NANT and BT went head to head on 24th November 2010 at the Woodbridge Society. They had both been invited to put their case before an audience of about 100 members. Both parties were given 20 minutes to explain their case. BT went first and as they took 37 minutes, the NANT presenters did not hurry their slides. This was followed by a 20 minutes question and answer session between the two parties, chaired by Diana Haynes, the Vice Chair of the Woodbridge Society.Afterwards, members of the Society were free to chat to members of both teams. NANT had a good display stand with leaflets and car stickers to take away plus the petition for anyone who had not previously signed.
BT was represented by Graham Murchie, who was accompanied by Lawrence Revill, MD of BT’s planning consultants, David Lock Associates. The first part of their presentation focused on the current landscape of the current BT site at Adastral Park, Martlesham. They showed aerial shots of the site which emphasised the extent of the mineral extraction currently underway and to come. They also stated that this was a flat area with few attractive features and that the nearest part of the Area of Outstanding Natural Beauty already contained some industrial buildings. (NANT’s response to this is that BT were defending their new town proposals on the basis of the current state of the land, rather than what it could become once the mineral extraction had finished. The real choices were agricultural green fields, allowing it to become scarce sandling heath or concreting it over for ever. The buildings near the boundary of the AONB have been there for years – it doesn’t really affect the fact that the whole area will be dominated by a large new town.)

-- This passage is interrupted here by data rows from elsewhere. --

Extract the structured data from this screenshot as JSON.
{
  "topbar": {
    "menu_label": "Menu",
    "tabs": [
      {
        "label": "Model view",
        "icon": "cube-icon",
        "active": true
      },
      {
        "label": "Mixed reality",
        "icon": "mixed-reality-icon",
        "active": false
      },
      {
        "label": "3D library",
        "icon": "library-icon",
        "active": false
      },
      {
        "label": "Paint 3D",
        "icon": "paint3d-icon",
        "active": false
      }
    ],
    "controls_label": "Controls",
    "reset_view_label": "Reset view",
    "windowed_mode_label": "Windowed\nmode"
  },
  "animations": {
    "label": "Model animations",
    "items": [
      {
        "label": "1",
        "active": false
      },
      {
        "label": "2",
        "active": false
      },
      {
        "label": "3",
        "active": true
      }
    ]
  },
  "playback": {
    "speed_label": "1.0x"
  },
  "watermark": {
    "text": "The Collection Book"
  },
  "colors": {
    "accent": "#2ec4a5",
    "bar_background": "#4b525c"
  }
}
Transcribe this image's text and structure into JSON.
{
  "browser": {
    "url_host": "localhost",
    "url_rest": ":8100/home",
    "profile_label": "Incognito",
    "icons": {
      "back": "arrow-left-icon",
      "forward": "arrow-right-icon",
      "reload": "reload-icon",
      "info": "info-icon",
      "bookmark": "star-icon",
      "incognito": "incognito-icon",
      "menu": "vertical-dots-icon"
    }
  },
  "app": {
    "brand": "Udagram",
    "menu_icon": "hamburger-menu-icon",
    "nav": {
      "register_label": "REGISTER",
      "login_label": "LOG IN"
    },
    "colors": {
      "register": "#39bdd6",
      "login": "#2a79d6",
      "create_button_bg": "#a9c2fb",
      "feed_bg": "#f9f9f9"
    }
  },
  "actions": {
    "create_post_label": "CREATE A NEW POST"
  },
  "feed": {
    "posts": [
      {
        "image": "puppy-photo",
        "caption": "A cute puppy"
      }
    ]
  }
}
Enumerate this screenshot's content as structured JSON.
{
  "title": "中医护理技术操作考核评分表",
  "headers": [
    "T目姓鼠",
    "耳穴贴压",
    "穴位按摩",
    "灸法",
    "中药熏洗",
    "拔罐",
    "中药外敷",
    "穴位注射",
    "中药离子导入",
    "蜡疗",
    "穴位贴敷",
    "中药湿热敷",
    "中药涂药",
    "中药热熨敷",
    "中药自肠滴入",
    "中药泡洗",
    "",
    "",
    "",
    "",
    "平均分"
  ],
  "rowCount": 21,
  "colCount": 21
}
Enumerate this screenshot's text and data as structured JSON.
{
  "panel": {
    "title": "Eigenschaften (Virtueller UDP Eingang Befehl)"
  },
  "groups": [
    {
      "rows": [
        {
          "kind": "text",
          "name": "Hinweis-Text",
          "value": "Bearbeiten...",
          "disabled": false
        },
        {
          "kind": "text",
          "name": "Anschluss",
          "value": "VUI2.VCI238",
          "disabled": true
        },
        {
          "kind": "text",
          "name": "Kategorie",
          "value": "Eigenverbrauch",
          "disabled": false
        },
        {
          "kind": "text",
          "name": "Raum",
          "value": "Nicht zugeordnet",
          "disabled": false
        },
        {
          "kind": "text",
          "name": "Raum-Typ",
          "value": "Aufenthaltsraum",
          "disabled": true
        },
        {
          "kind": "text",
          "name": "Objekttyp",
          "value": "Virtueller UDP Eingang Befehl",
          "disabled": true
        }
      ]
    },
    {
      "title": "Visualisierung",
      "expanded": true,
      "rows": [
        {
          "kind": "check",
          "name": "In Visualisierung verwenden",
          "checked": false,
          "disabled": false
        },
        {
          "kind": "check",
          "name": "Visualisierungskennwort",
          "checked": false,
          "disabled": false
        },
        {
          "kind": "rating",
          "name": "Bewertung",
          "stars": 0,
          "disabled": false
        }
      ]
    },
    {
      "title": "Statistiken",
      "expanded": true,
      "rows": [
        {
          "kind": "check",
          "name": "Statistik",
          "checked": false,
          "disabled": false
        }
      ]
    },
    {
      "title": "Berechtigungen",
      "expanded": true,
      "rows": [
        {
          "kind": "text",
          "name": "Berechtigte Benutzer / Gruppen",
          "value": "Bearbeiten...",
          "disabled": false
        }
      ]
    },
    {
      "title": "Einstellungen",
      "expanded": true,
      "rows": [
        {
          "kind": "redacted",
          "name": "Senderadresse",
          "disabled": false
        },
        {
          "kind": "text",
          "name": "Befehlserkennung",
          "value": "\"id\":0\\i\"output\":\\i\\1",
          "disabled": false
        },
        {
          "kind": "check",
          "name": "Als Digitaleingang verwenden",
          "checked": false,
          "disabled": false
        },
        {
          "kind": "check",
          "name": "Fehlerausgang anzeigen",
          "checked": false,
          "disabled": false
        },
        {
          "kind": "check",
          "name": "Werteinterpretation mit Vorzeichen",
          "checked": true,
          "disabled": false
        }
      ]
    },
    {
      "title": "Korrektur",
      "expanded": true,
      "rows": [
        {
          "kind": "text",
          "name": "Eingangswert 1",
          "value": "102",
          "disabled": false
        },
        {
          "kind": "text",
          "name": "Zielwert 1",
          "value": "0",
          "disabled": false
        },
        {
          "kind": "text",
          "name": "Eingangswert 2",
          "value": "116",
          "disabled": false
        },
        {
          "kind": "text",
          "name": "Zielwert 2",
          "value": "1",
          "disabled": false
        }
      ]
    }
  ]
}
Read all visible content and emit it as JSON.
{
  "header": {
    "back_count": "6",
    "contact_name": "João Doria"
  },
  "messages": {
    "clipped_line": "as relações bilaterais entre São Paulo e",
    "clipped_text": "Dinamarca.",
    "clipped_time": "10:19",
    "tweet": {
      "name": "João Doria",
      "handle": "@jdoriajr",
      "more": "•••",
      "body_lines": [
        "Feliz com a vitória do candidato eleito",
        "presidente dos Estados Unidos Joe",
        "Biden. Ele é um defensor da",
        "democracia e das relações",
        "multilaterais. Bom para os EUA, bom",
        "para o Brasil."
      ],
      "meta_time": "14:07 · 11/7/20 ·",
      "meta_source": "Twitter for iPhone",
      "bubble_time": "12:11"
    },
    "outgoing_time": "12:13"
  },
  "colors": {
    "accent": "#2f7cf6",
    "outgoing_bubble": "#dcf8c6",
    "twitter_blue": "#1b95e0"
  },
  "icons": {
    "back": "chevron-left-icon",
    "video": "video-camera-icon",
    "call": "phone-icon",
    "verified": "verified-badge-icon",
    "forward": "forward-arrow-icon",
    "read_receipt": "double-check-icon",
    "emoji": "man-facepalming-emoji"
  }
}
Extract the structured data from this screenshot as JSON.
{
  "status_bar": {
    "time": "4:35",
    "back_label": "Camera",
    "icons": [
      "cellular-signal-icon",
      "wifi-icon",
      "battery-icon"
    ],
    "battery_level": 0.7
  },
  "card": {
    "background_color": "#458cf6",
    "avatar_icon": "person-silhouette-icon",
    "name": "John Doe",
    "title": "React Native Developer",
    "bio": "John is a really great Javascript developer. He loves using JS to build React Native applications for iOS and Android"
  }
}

BT then outlined their plans for the proposed new town and their jobs estimates. BT plans to increase its own jobs on the site by organic growth and strategic relocations, expecting to deliver 650 jobs over 15 years. Innovation Martlesham can be expected to deliver 4 corporate representative operations, which would deliver 300 jobs. Start-up companies and other SMEs could deliver another 260 jobs. 220 jobs would be teachers working in new primary and secondary schools. Construction would cater for 270 jobs. The remaining 170 jobs would be working in a new hotel (120), retail (20) and health centre (30 jobs). This total of 1870 includes some existing jobs, arriving at a balance of 1770 new jobs covering a range of employment sectors. (As far as we know, this was the first time BT’s jobs forecast had been made public, showing how few high-tech jobs were actually being predicted. Many of the new jobs were not dependent on the Innovation Park as they would arise wherever the homes were built.)
Prue Denton started off NANT’s presentation by explaining how BT had put Suffolk Coastal District Council under huge pressure to change its original plans for 1050 houses in the area neighbouring Ipswich to 2000. She quoted from BT’s documents which threatened that, without the development of 2000 houses, BT would cut back on maintenance of its buildings and progressively move out. Now that the regional housing target of 1050 had been lifted, there was nothing to stop the Council from adopting its original preferred option of a distributed housing policy to address the shortage of affordable homes in rural areas.
Ian Kay then took over and pointed out that the people who lived in the new housing were unlikely to be the same group who worked on that site. This would lead to increased peak hour traffic in both directions. He also highlighted the negative visual impact that the new town would have, with 4,5 and 6 story blocks of flats and the environmental impact of an additional 4800 population overloading the roads and putting pressure on the many neighbouring protected wildlife sites. BT’s proposals include introducing traffic lights to four junctions, some of them expanded to seven-lanes, on the A12 between the Seven Hills roundabout up to the Tesco roundabout.
Prue then wrapped up NANT’s case by showing how urban development had already spread eastwards from Ipswich and expressing NANT’s view that the new infrastructure for the new town would make further development towards Woodbridge more viable. She pointed out that Suffolk Coastal’s key industries, such as Sizewell C, Felixstowe Port, agriculture, leisure and tourism and the increasing need for elder care across the district would not be well served by concentrating all the homes in a new town. She quoted from a letter by Lawrence Revill to the Council indicating that delivery of new jobs in this area was uncertain and that housing east of Ipswich already exceeded local employment opportunities. BT’s presence at Adastral Park could not be guaranteed for ever and they would make future commercial decisions in the interests of its shareholders, not to satisfy any perceived loyalties to Suffolk. (BT did not deny this.)
The presentations were followed by a short question and answer session during which BT accepted that their public consultation had not explicitly asked if people wanted an extra 2000 houses on that site because they knew that the answer would have been ‘No!’ Lawrence Revill asked NANT where else they would build the new town, to which NANT replied that there was no need for a new town. BT could refurbish their buildings and create new jobs without needing 2000 houses on the site and this would leave the Council free adopt its original preferred option and distribute new homes across the district where they were most needed.